- **REQUIRED ACTION**: The records below are to be restated word for word; their pictures are not.

- **EXCERPTED RECORDS**:
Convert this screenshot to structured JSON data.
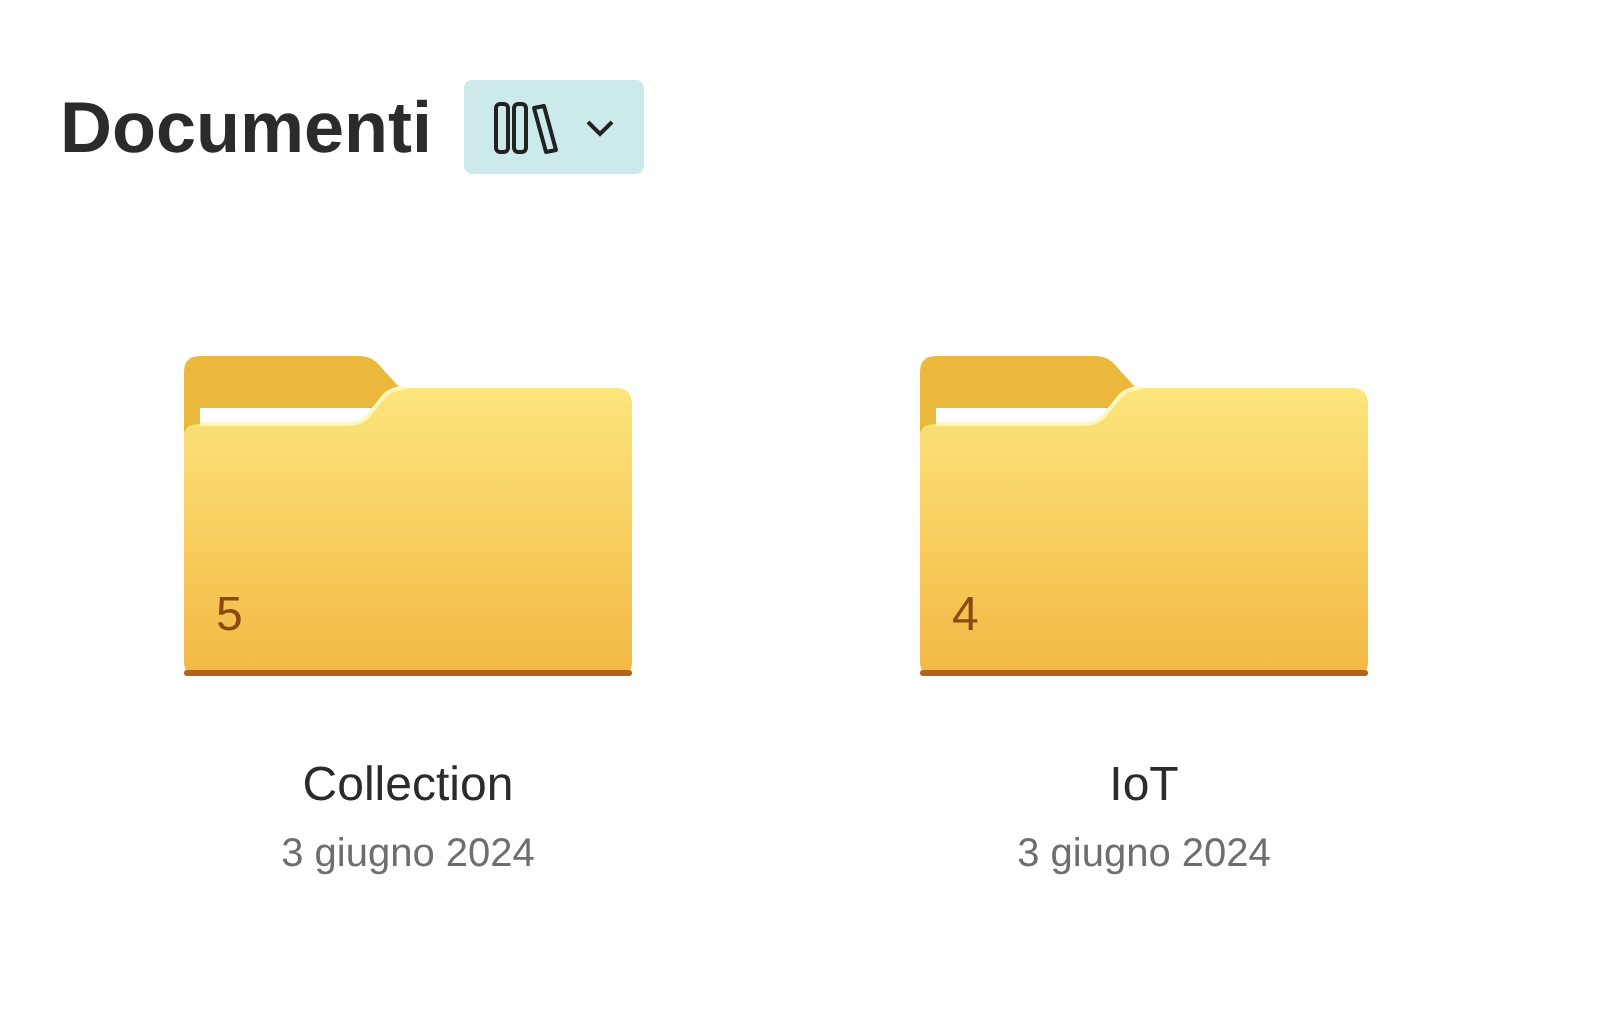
{
  "title": "Documenti",
  "view_button": {
    "expanded": false
  },
  "folders": [
    {
      "count": "5",
      "name": "Collection",
      "date": "3 giugno 2024"
    },
    {
      "count": "4",
      "name": "IoT",
      "date": "3 giugno 2024"
    }
  ]
}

- **SOLUTION FOR THIS TASK**:
Convert this screenshot to structured JSON data.
{
  "title": "Documenti",
  "view_button": {
    "expanded": false
  },
  "folders": [
    {
      "count": "5",
      "name": "Collection",
      "date": "3 giugno 2024"
    },
    {
      "count": "4",
      "name": "IoT",
      "date": "3 giugno 2024"
    }
  ]
}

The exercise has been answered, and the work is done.